*** Opening of Input ***

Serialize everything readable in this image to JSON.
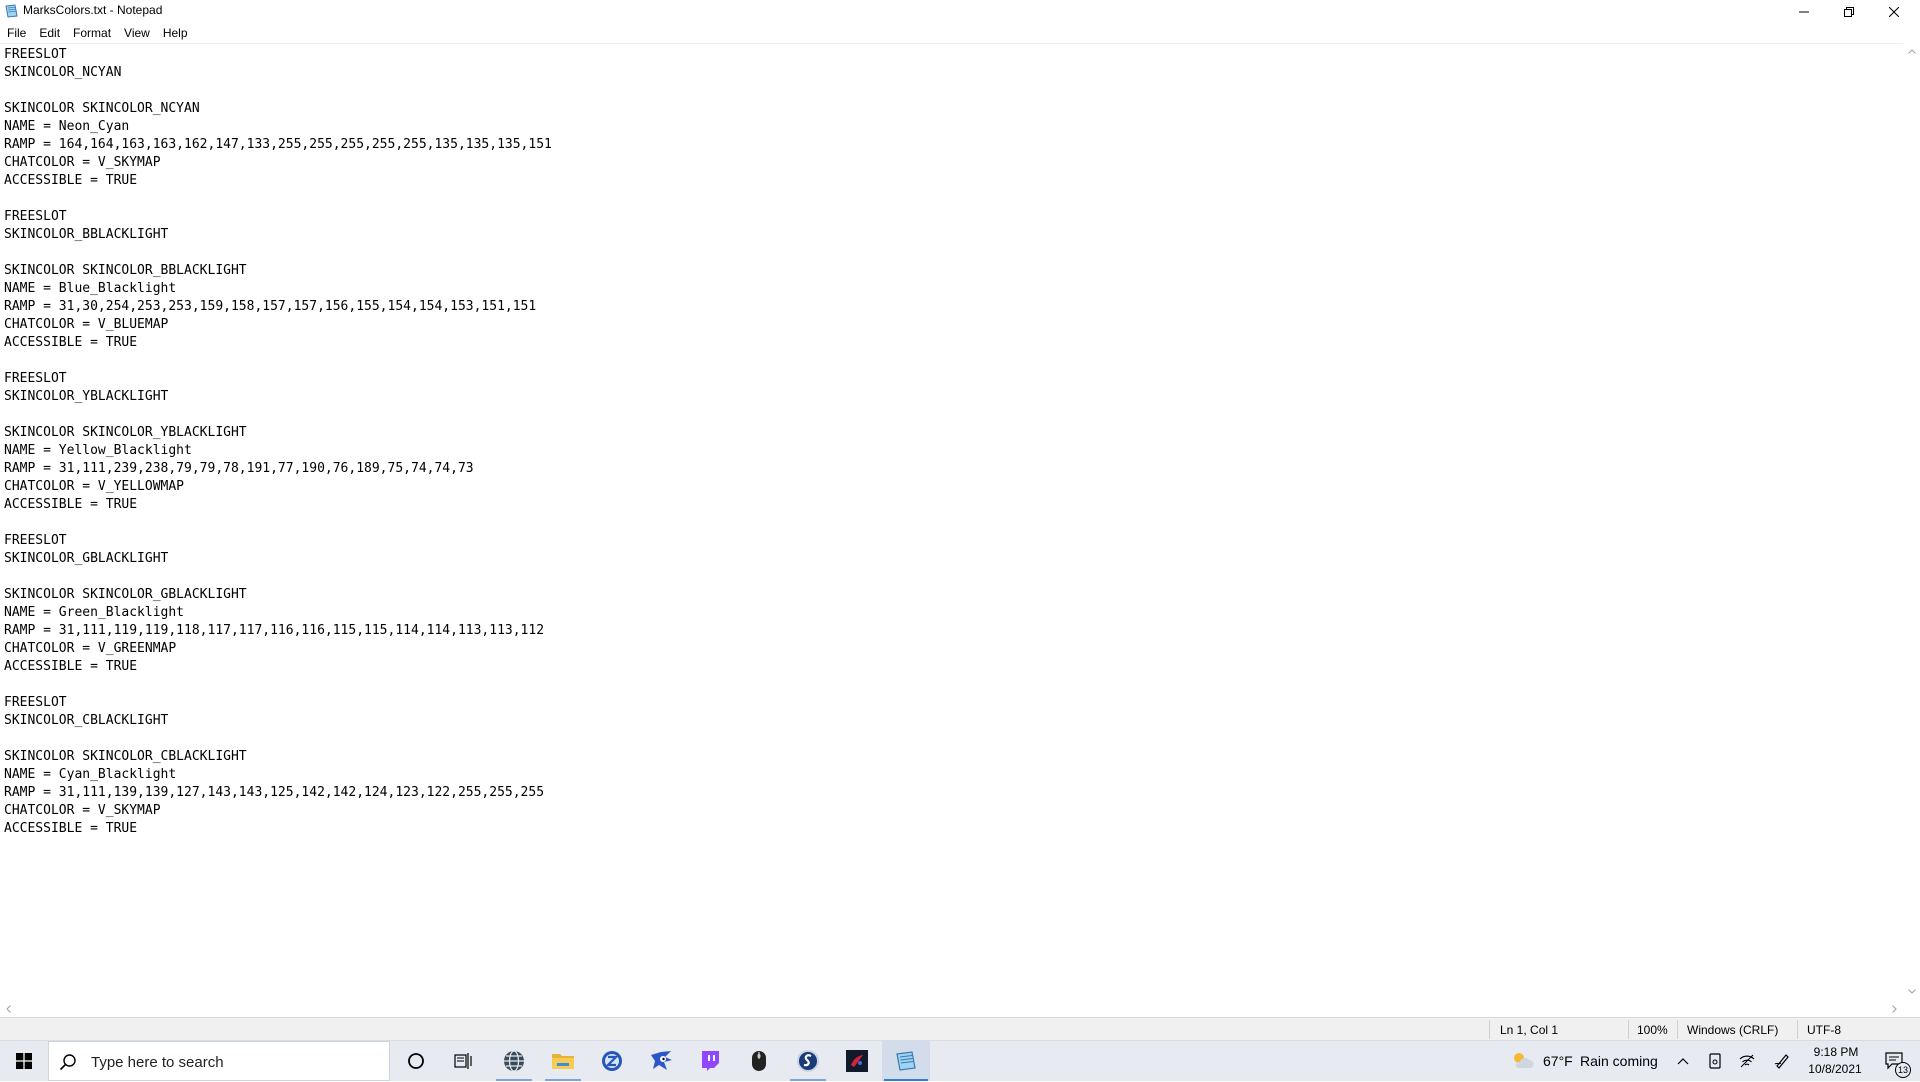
{
  "window": {
    "title": "MarksColors.txt - Notepad"
  },
  "menu": [
    "File",
    "Edit",
    "Format",
    "View",
    "Help"
  ],
  "editor": {
    "lines": [
      "FREESLOT",
      "SKINCOLOR_NCYAN",
      "",
      "SKINCOLOR SKINCOLOR_NCYAN",
      "NAME = Neon_Cyan",
      "RAMP = 164,164,163,163,162,147,133,255,255,255,255,255,135,135,135,151",
      "CHATCOLOR = V_SKYMAP",
      "ACCESSIBLE = TRUE",
      "",
      "FREESLOT",
      "SKINCOLOR_BBLACKLIGHT",
      "",
      "SKINCOLOR SKINCOLOR_BBLACKLIGHT",
      "NAME = Blue_Blacklight",
      "RAMP = 31,30,254,253,253,159,158,157,157,156,155,154,154,153,151,151",
      "CHATCOLOR = V_BLUEMAP",
      "ACCESSIBLE = TRUE",
      "",
      "FREESLOT",
      "SKINCOLOR_YBLACKLIGHT",
      "",
      "SKINCOLOR SKINCOLOR_YBLACKLIGHT",
      "NAME = Yellow_Blacklight",
      "RAMP = 31,111,239,238,79,79,78,191,77,190,76,189,75,74,74,73",
      "CHATCOLOR = V_YELLOWMAP",
      "ACCESSIBLE = TRUE",
      "",
      "FREESLOT",
      "SKINCOLOR_GBLACKLIGHT",
      "",
      "SKINCOLOR SKINCOLOR_GBLACKLIGHT",
      "NAME = Green_Blacklight",
      "RAMP = 31,111,119,119,118,117,117,116,116,115,115,114,114,113,113,112",
      "CHATCOLOR = V_GREENMAP",
      "ACCESSIBLE = TRUE",
      "",
      "FREESLOT",
      "SKINCOLOR_CBLACKLIGHT",
      "",
      "SKINCOLOR SKINCOLOR_CBLACKLIGHT",
      "NAME = Cyan_Blacklight",
      "RAMP = 31,111,139,139,127,143,143,125,142,142,124,123,122,255,255,255",
      "CHATCOLOR = V_SKYMAP",
      "ACCESSIBLE = TRUE"
    ]
  },
  "status": {
    "position": "Ln 1, Col 1",
    "zoom": "100%",
    "line_ending": "Windows (CRLF)",
    "encoding": "UTF-8"
  },
  "taskbar": {
    "search_placeholder": "Type here to search",
    "apps": [
      {
        "icon": "task-view-cortana-icon",
        "state": "none"
      },
      {
        "icon": "task-view-icon",
        "state": "none"
      },
      {
        "icon": "browser-globe-icon",
        "state": "open"
      },
      {
        "icon": "file-explorer-icon",
        "state": "open"
      },
      {
        "icon": "zandronum-icon",
        "state": "none"
      },
      {
        "icon": "sonic-game-icon",
        "state": "none"
      },
      {
        "icon": "twitch-icon",
        "state": "none"
      },
      {
        "icon": "mouse-icon",
        "state": "none"
      },
      {
        "icon": "srb2-icon",
        "state": "open"
      },
      {
        "icon": "dark-app-icon",
        "state": "none"
      },
      {
        "icon": "notepad-icon",
        "state": "active"
      }
    ],
    "weather": {
      "temperature": "67°F",
      "condition": "Rain coming"
    },
    "clock": {
      "time": "9:18 PM",
      "date": "10/8/2021"
    },
    "notification_count": "13"
  },
  "colors": {
    "taskbar_bg": "#e7eaf0",
    "accent": "#2d7fd3",
    "statusbar_bg": "#f0f0f0"
  }
}
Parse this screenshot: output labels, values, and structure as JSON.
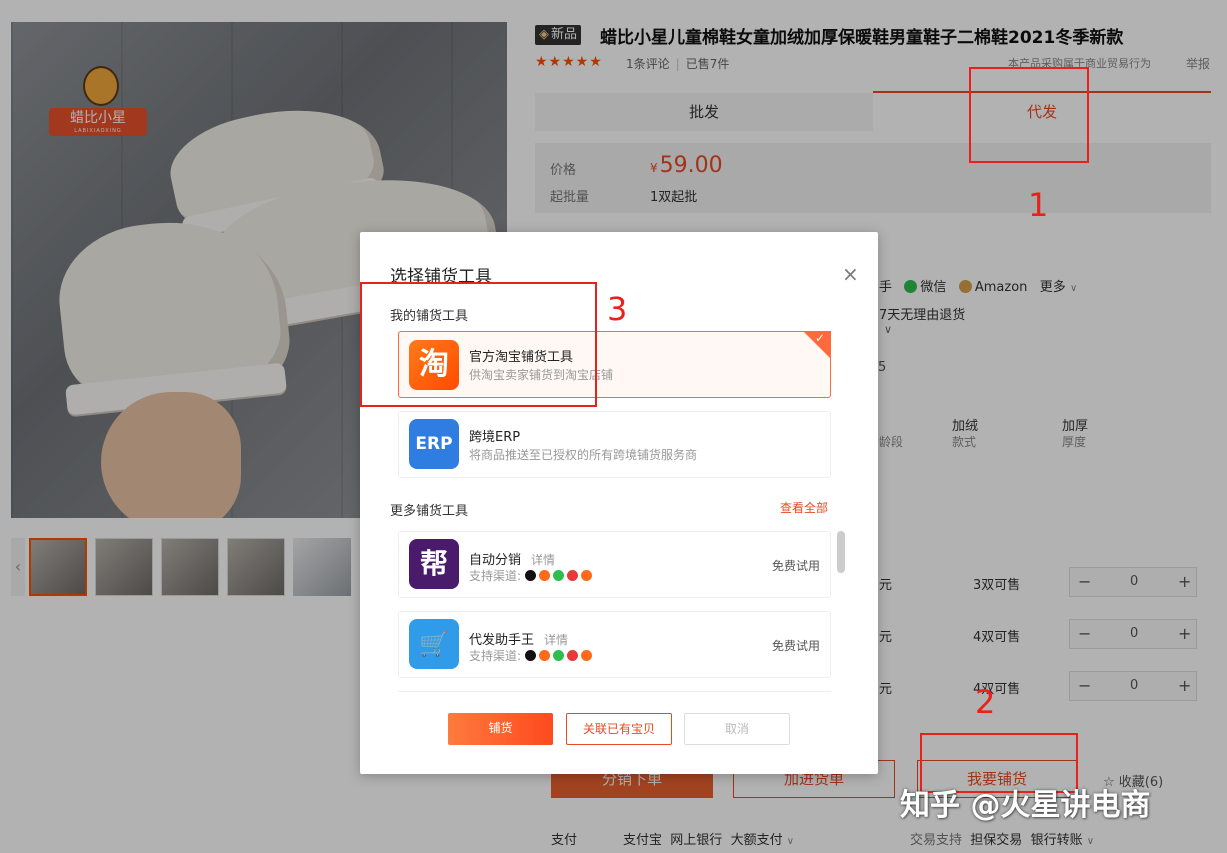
{
  "product": {
    "new_badge": "新品",
    "title": "蜡比小星儿童棉鞋女童加绒加厚保暖鞋男童鞋子二棉鞋2021冬季新款",
    "stars": "★★★★★",
    "reviews": "1条评论",
    "sold": "已售7件",
    "notice": "本产品采购属于商业贸易行为",
    "report": "举报",
    "brand_logo_text": "蜡比小星",
    "brand_logo_sub": "LABIXIAOXING"
  },
  "tabs": {
    "wholesale": "批发",
    "dropship": "代发"
  },
  "price": {
    "label": "价格",
    "currency": "¥",
    "value": "59.00",
    "moq_label": "起批量",
    "moq_value": "1双起批"
  },
  "channels": {
    "partial": "手",
    "wechat": "微信",
    "amazon": "Amazon",
    "more": "更多"
  },
  "return_policy": "7天无理由退货",
  "partial_number": "5",
  "attributes": [
    {
      "value": "",
      "key": "龄段"
    },
    {
      "value": "加绒",
      "key": "款式"
    },
    {
      "value": "加厚",
      "key": "厚度"
    }
  ],
  "sku_rows": [
    {
      "partial": "元",
      "stock": "3双可售",
      "qty": "0"
    },
    {
      "partial": "元",
      "stock": "4双可售",
      "qty": "0"
    },
    {
      "partial": "元",
      "stock": "4双可售",
      "qty": "0"
    }
  ],
  "stepper": {
    "minus": "−",
    "plus": "+"
  },
  "actions": {
    "order": "分销下单",
    "cart": "加进货单",
    "distribute": "我要铺货",
    "favorite": "☆ 收藏(6)"
  },
  "payment": {
    "label": "支付",
    "alipay": "支付宝",
    "bank": "网上银行",
    "credit": "大额支付",
    "trade_label": "交易支持",
    "escrow": "担保交易",
    "transfer": "银行转账"
  },
  "modal": {
    "title": "选择铺货工具",
    "close": "×",
    "my_tools_label": "我的铺货工具",
    "my_tools": [
      {
        "name": "官方淘宝铺货工具",
        "desc": "供淘宝卖家铺货到淘宝店铺",
        "icon": "淘"
      },
      {
        "name": "跨境ERP",
        "desc": "将商品推送至已授权的所有跨境铺货服务商",
        "icon": "ERP"
      }
    ],
    "more_tools_label": "更多铺货工具",
    "view_all": "查看全部",
    "more_tools": [
      {
        "name": "自动分销",
        "detail": "详情",
        "support": "支持渠道:",
        "trial": "免费试用",
        "icon": "帮"
      },
      {
        "name": "代发助手王",
        "detail": "详情",
        "support": "支持渠道:",
        "trial": "免费试用",
        "icon": "🛒"
      }
    ],
    "btn_distribute": "铺货",
    "btn_link": "关联已有宝贝",
    "btn_cancel": "取消"
  },
  "annotations": {
    "n1": "1",
    "n2": "2",
    "n3": "3"
  },
  "watermark": "知乎 @火星讲电商",
  "colors": {
    "accent": "#e84a24",
    "annotation": "#e8211a",
    "taobao": "#ff5000",
    "erp": "#2f7de1",
    "bang": "#4a1a6b",
    "helper": "#2f9be9"
  }
}
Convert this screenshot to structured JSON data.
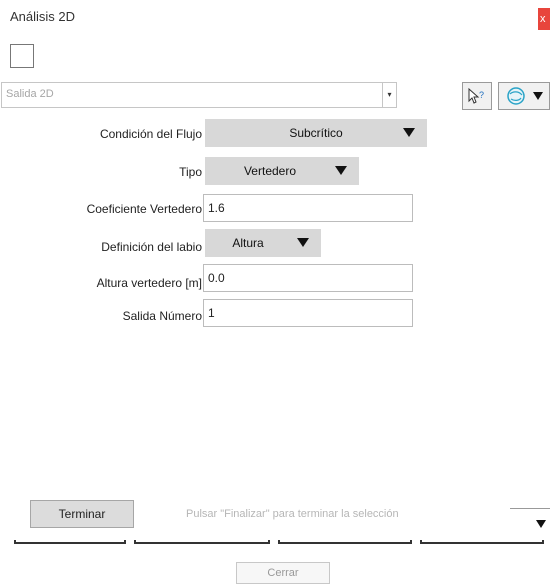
{
  "window": {
    "title": "Análisis 2D",
    "close_label": "x"
  },
  "top_bar": {
    "output_select_value": "Salida 2D",
    "output_select_arrow": "▾"
  },
  "form": {
    "flow_condition": {
      "label": "Condición del Flujo",
      "value": "Subcrítico"
    },
    "type": {
      "label": "Tipo",
      "value": "Vertedero"
    },
    "weir_coefficient": {
      "label": "Coeficiente Vertedero",
      "value": "1.6"
    },
    "lip_definition": {
      "label": "Definición del labio",
      "value": "Altura"
    },
    "weir_height": {
      "label": "Altura vertedero [m]",
      "value": "0.0"
    },
    "outlet_number": {
      "label": "Salida Número",
      "value": "1"
    }
  },
  "footer": {
    "finish_button": "Terminar",
    "hint": "Pulsar \"Finalizar\" para terminar la selección",
    "close_button": "Cerrar"
  },
  "icons": {
    "help_icon": "help-cursor-icon",
    "globe_icon": "globe-dropdown-icon",
    "accent_color": "#e8453c"
  }
}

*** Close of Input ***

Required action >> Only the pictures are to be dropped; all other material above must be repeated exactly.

Written solution >>
Serialize everything readable in this image to JSON.
{
  "window": {
    "title": "MarksColors.txt - Notepad"
  },
  "menu": [
    "File",
    "Edit",
    "Format",
    "View",
    "Help"
  ],
  "editor": {
    "lines": [
      "FREESLOT",
      "SKINCOLOR_NCYAN",
      "",
      "SKINCOLOR SKINCOLOR_NCYAN",
      "NAME = Neon_Cyan",
      "RAMP = 164,164,163,163,162,147,133,255,255,255,255,255,135,135,135,151",
      "CHATCOLOR = V_SKYMAP",
      "ACCESSIBLE = TRUE",
      "",
      "FREESLOT",
      "SKINCOLOR_BBLACKLIGHT",
      "",
      "SKINCOLOR SKINCOLOR_BBLACKLIGHT",
      "NAME = Blue_Blacklight",
      "RAMP = 31,30,254,253,253,159,158,157,157,156,155,154,154,153,151,151",
      "CHATCOLOR = V_BLUEMAP",
      "ACCESSIBLE = TRUE",
      "",
      "FREESLOT",
      "SKINCOLOR_YBLACKLIGHT",
      "",
      "SKINCOLOR SKINCOLOR_YBLACKLIGHT",
      "NAME = Yellow_Blacklight",
      "RAMP = 31,111,239,238,79,79,78,191,77,190,76,189,75,74,74,73",
      "CHATCOLOR = V_YELLOWMAP",
      "ACCESSIBLE = TRUE",
      "",
      "FREESLOT",
      "SKINCOLOR_GBLACKLIGHT",
      "",
      "SKINCOLOR SKINCOLOR_GBLACKLIGHT",
      "NAME = Green_Blacklight",
      "RAMP = 31,111,119,119,118,117,117,116,116,115,115,114,114,113,113,112",
      "CHATCOLOR = V_GREENMAP",
      "ACCESSIBLE = TRUE",
      "",
      "FREESLOT",
      "SKINCOLOR_CBLACKLIGHT",
      "",
      "SKINCOLOR SKINCOLOR_CBLACKLIGHT",
      "NAME = Cyan_Blacklight",
      "RAMP = 31,111,139,139,127,143,143,125,142,142,124,123,122,255,255,255",
      "CHATCOLOR = V_SKYMAP",
      "ACCESSIBLE = TRUE"
    ]
  },
  "status": {
    "position": "Ln 1, Col 1",
    "zoom": "100%",
    "line_ending": "Windows (CRLF)",
    "encoding": "UTF-8"
  },
  "taskbar": {
    "search_placeholder": "Type here to search",
    "apps": [
      {
        "icon": "task-view-cortana-icon",
        "state": "none"
      },
      {
        "icon": "task-view-icon",
        "state": "none"
      },
      {
        "icon": "browser-globe-icon",
        "state": "open"
      },
      {
        "icon": "file-explorer-icon",
        "state": "open"
      },
      {
        "icon": "zandronum-icon",
        "state": "none"
      },
      {
        "icon": "sonic-game-icon",
        "state": "none"
      },
      {
        "icon": "twitch-icon",
        "state": "none"
      },
      {
        "icon": "mouse-icon",
        "state": "none"
      },
      {
        "icon": "srb2-icon",
        "state": "open"
      },
      {
        "icon": "dark-app-icon",
        "state": "none"
      },
      {
        "icon": "notepad-icon",
        "state": "active"
      }
    ],
    "weather": {
      "temperature": "67°F",
      "condition": "Rain coming"
    },
    "clock": {
      "time": "9:18 PM",
      "date": "10/8/2021"
    },
    "notification_count": "13"
  },
  "colors": {
    "taskbar_bg": "#e7eaf0",
    "accent": "#2d7fd3",
    "statusbar_bg": "#f0f0f0"
  }
}
Parse this screenshot: output labels, values, and structure as JSON.
{
  "product": {
    "new_badge": "新品",
    "title": "蜡比小星儿童棉鞋女童加绒加厚保暖鞋男童鞋子二棉鞋2021冬季新款",
    "stars": "★★★★★",
    "reviews": "1条评论",
    "sold": "已售7件",
    "notice": "本产品采购属于商业贸易行为",
    "report": "举报",
    "brand_logo_text": "蜡比小星",
    "brand_logo_sub": "LABIXIAOXING"
  },
  "tabs": {
    "wholesale": "批发",
    "dropship": "代发"
  },
  "price": {
    "label": "价格",
    "currency": "¥",
    "value": "59.00",
    "moq_label": "起批量",
    "moq_value": "1双起批"
  },
  "channels": {
    "partial": "手",
    "wechat": "微信",
    "amazon": "Amazon",
    "more": "更多"
  },
  "return_policy": "7天无理由退货",
  "partial_number": "5",
  "attributes": [
    {
      "value": "",
      "key": "龄段"
    },
    {
      "value": "加绒",
      "key": "款式"
    },
    {
      "value": "加厚",
      "key": "厚度"
    }
  ],
  "sku_rows": [
    {
      "partial": "元",
      "stock": "3双可售",
      "qty": "0"
    },
    {
      "partial": "元",
      "stock": "4双可售",
      "qty": "0"
    },
    {
      "partial": "元",
      "stock": "4双可售",
      "qty": "0"
    }
  ],
  "stepper": {
    "minus": "−",
    "plus": "+"
  },
  "actions": {
    "order": "分销下单",
    "cart": "加进货单",
    "distribute": "我要铺货",
    "favorite": "☆ 收藏(6)"
  },
  "payment": {
    "label": "支付",
    "alipay": "支付宝",
    "bank": "网上银行",
    "credit": "大额支付",
    "trade_label": "交易支持",
    "escrow": "担保交易",
    "transfer": "银行转账"
  },
  "modal": {
    "title": "选择铺货工具",
    "close": "×",
    "my_tools_label": "我的铺货工具",
    "my_tools": [
      {
        "name": "官方淘宝铺货工具",
        "desc": "供淘宝卖家铺货到淘宝店铺",
        "icon": "淘"
      },
      {
        "name": "跨境ERP",
        "desc": "将商品推送至已授权的所有跨境铺货服务商",
        "icon": "ERP"
      }
    ],
    "more_tools_label": "更多铺货工具",
    "view_all": "查看全部",
    "more_tools": [
      {
        "name": "自动分销",
        "detail": "详情",
        "support": "支持渠道:",
        "trial": "免费试用",
        "icon": "帮"
      },
      {
        "name": "代发助手王",
        "detail": "详情",
        "support": "支持渠道:",
        "trial": "免费试用",
        "icon": "🛒"
      }
    ],
    "btn_distribute": "铺货",
    "btn_link": "关联已有宝贝",
    "btn_cancel": "取消"
  },
  "annotations": {
    "n1": "1",
    "n2": "2",
    "n3": "3"
  },
  "watermark": "知乎 @火星讲电商",
  "colors": {
    "accent": "#e84a24",
    "annotation": "#e8211a",
    "taobao": "#ff5000",
    "erp": "#2f7de1",
    "bang": "#4a1a6b",
    "helper": "#2f9be9"
  }
}
Convert this screenshot to structured JSON data.
{
  "window": {
    "title": "Análisis 2D",
    "close_label": "x"
  },
  "top_bar": {
    "output_select_value": "Salida 2D",
    "output_select_arrow": "▾"
  },
  "form": {
    "flow_condition": {
      "label": "Condición del Flujo",
      "value": "Subcrítico"
    },
    "type": {
      "label": "Tipo",
      "value": "Vertedero"
    },
    "weir_coefficient": {
      "label": "Coeficiente Vertedero",
      "value": "1.6"
    },
    "lip_definition": {
      "label": "Definición del labio",
      "value": "Altura"
    },
    "weir_height": {
      "label": "Altura vertedero [m]",
      "value": "0.0"
    },
    "outlet_number": {
      "label": "Salida Número",
      "value": "1"
    }
  },
  "footer": {
    "finish_button": "Terminar",
    "hint": "Pulsar \"Finalizar\" para terminar la selección",
    "close_button": "Cerrar"
  },
  "icons": {
    "help_icon": "help-cursor-icon",
    "globe_icon": "globe-dropdown-icon",
    "accent_color": "#e8453c"
  }
}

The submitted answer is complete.